County officials are offering added incentives to anyone who wishes to sell their clunker for demolition through the Old Car Buy Back and Scrap Program, an initiative that has already fed over 1400 cars to the crusher since its inception.

[media-credit id=20128 align=”alignleft” width=”250″]car recycling[/media-credit]

The Old Car Buy Back program now offers $1000 for vehicles produced before 1992 in hopes of continuing to reduce pollution.

Last week the Santa Barbara County Air Pollution Control District announced that the county’s Old Car Buy Back Program, which dismantles vehicles at local recycling facilities, would offer $1000 for used vehicles produced before 1992.  Previously, almost any registered vehicle that was able pass a smog check could be exchanged for $800, but county officials are offering extra cash in hopes of getting more old, high-emission vehicles off the road.

District program coordinator Jim Frederickson said the buy back program has already helped to drastically reduce the amount of local air pollution since its start in 2006.

“This program is doing a tremendous job of cutting the amount of pollution in the air,” Frederickson said. “We have gotten about 1,411 cars through this program, which translates to about an average of one car per day. I think that’s pretty good.”

To seal their cars’ fates, owners can call the county inspector to check whether their older cars meet program specifications. Drivers can then take their vehicles to one of three local demolition lots, which hold the cars for a 10-day grace period before crushing them, in case their original owners have a change of heart.

In addition to meeting smog check and registration requirements, cars eligible for the program must have all doors, a windshield and working brakes. Frederickson said the program’s requirements are designed to ensure reduction of the number of smog-producing vehicles actually in use on county roads, not derelict old vehicles.

“We have to ensure that the car is operable and can pass its smog check in order to make sure it is contributing to the problem,” Frederickson said. “If we took old cars that are sitting in people’s backyards, then we wouldn’t be helping the problem at all.”

According to Frederickson, after four years of collecting old vehicles, the program has become well-recognized by the general public.

“The project is pretty well-known right now, but I’m doing as much as I can to get the word out there to the public,” Frederickson said.

Furthermore, Frederickson said he is certain the district’s past success in destroying clunkers that pollute the air will continue.

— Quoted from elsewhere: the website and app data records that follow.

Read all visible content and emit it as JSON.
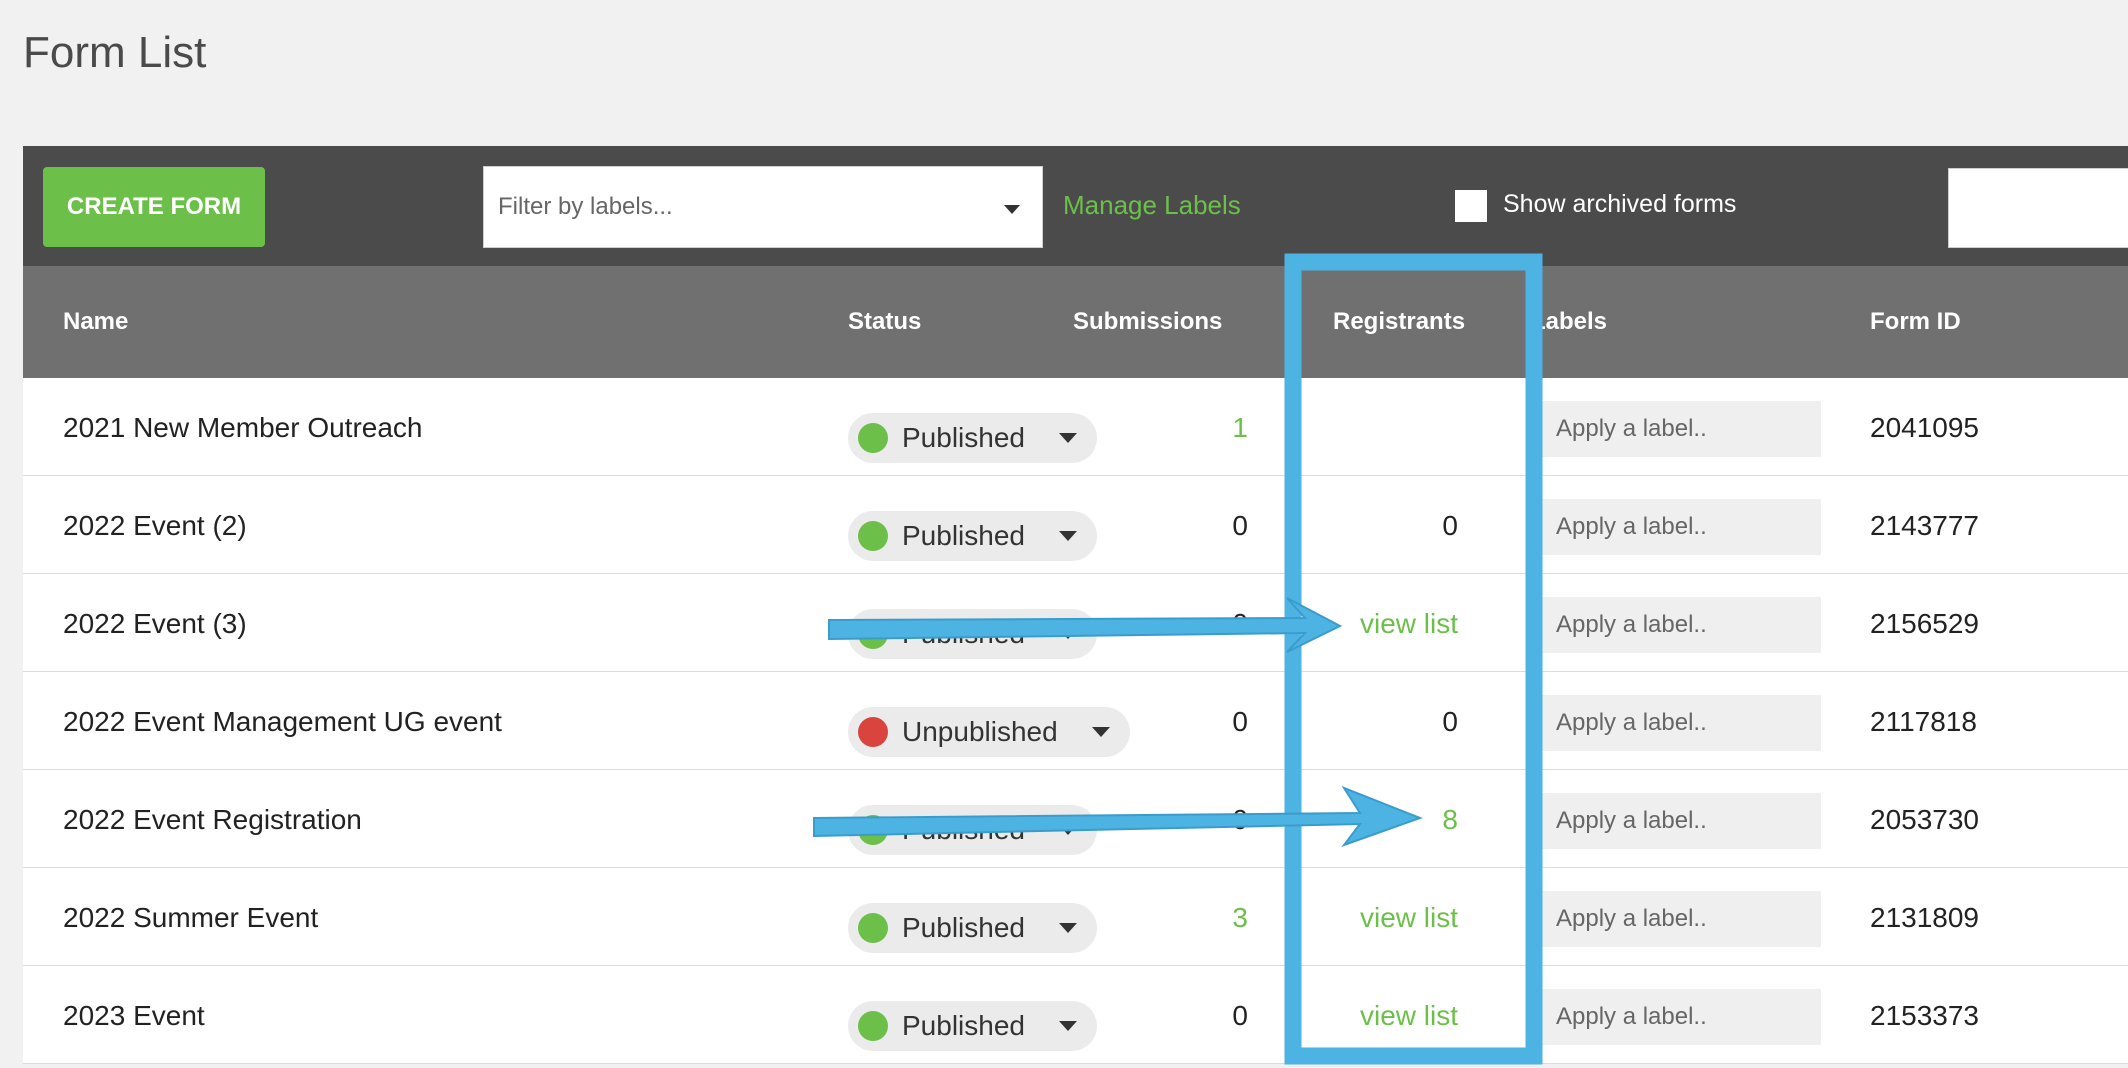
{
  "page": {
    "title": "Form List"
  },
  "toolbar": {
    "create_label": "CREATE FORM",
    "filter_placeholder": "Filter by labels...",
    "manage_labels": "Manage Labels",
    "show_archived": "Show archived forms"
  },
  "columns": {
    "name": "Name",
    "status": "Status",
    "submissions": "Submissions",
    "registrants": "Registrants",
    "labels": "Labels",
    "form_id": "Form ID"
  },
  "rows": [
    {
      "name": "2021 New Member Outreach",
      "status": "Published",
      "submissions": "1",
      "registrants": "",
      "label": "Apply a label..",
      "form_id": "2041095"
    },
    {
      "name": "2022 Event (2)",
      "status": "Published",
      "submissions": "0",
      "registrants": "0",
      "label": "Apply a label..",
      "form_id": "2143777"
    },
    {
      "name": "2022 Event (3)",
      "status": "Published",
      "submissions": "0",
      "registrants": "view list",
      "label": "Apply a label..",
      "form_id": "2156529"
    },
    {
      "name": "2022 Event Management UG event",
      "status": "Unpublished",
      "submissions": "0",
      "registrants": "0",
      "label": "Apply a label..",
      "form_id": "2117818"
    },
    {
      "name": "2022 Event Registration",
      "status": "Published",
      "submissions": "0",
      "registrants": "8",
      "label": "Apply a label..",
      "form_id": "2053730"
    },
    {
      "name": "2022 Summer Event",
      "status": "Published",
      "submissions": "3",
      "registrants": "view list",
      "label": "Apply a label..",
      "form_id": "2131809"
    },
    {
      "name": "2023 Event",
      "status": "Published",
      "submissions": "0",
      "registrants": "view list",
      "label": "Apply a label..",
      "form_id": "2153373"
    }
  ],
  "colors": {
    "accent_green": "#6cc04a",
    "unpublished_red": "#d9453e",
    "annotation_blue": "#4db3e3"
  }
}
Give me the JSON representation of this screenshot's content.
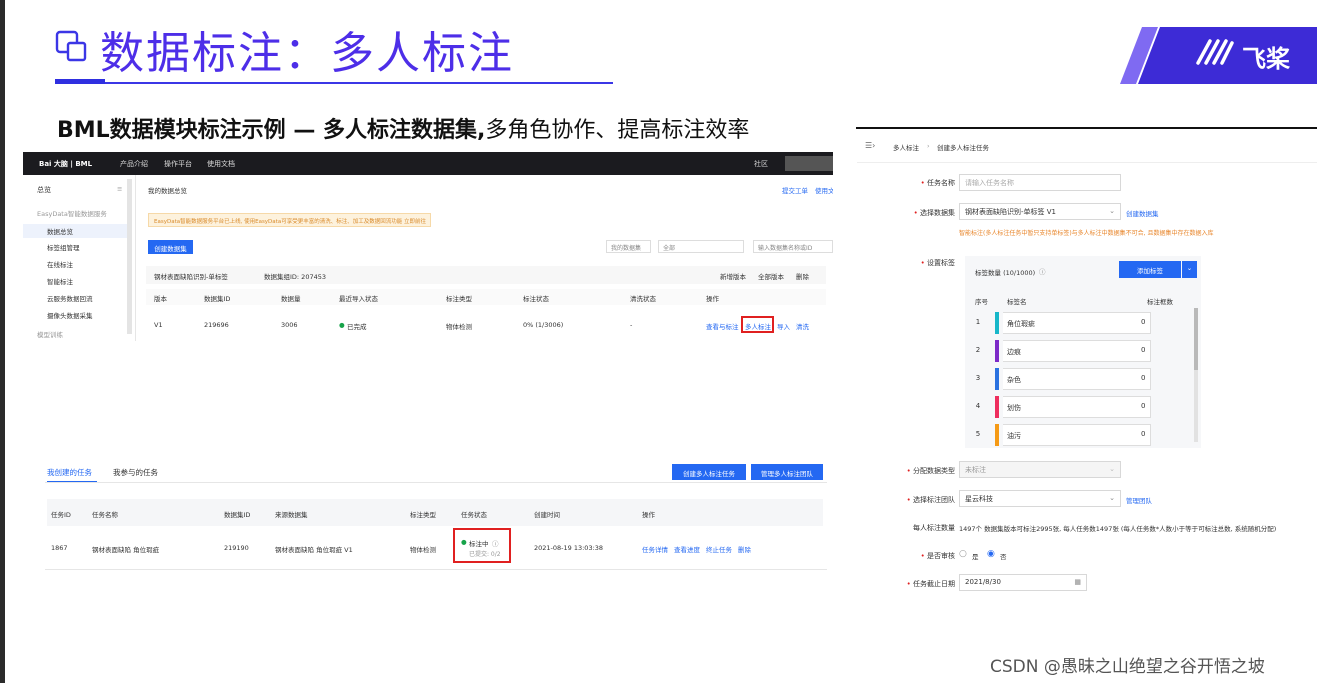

“Right now, we have gotten a lot of cars in and the program is doing a very good job of getting more in,” Frederickson said. “As long as we continue to get cars at this rate, I can see the project going on indefinitely.”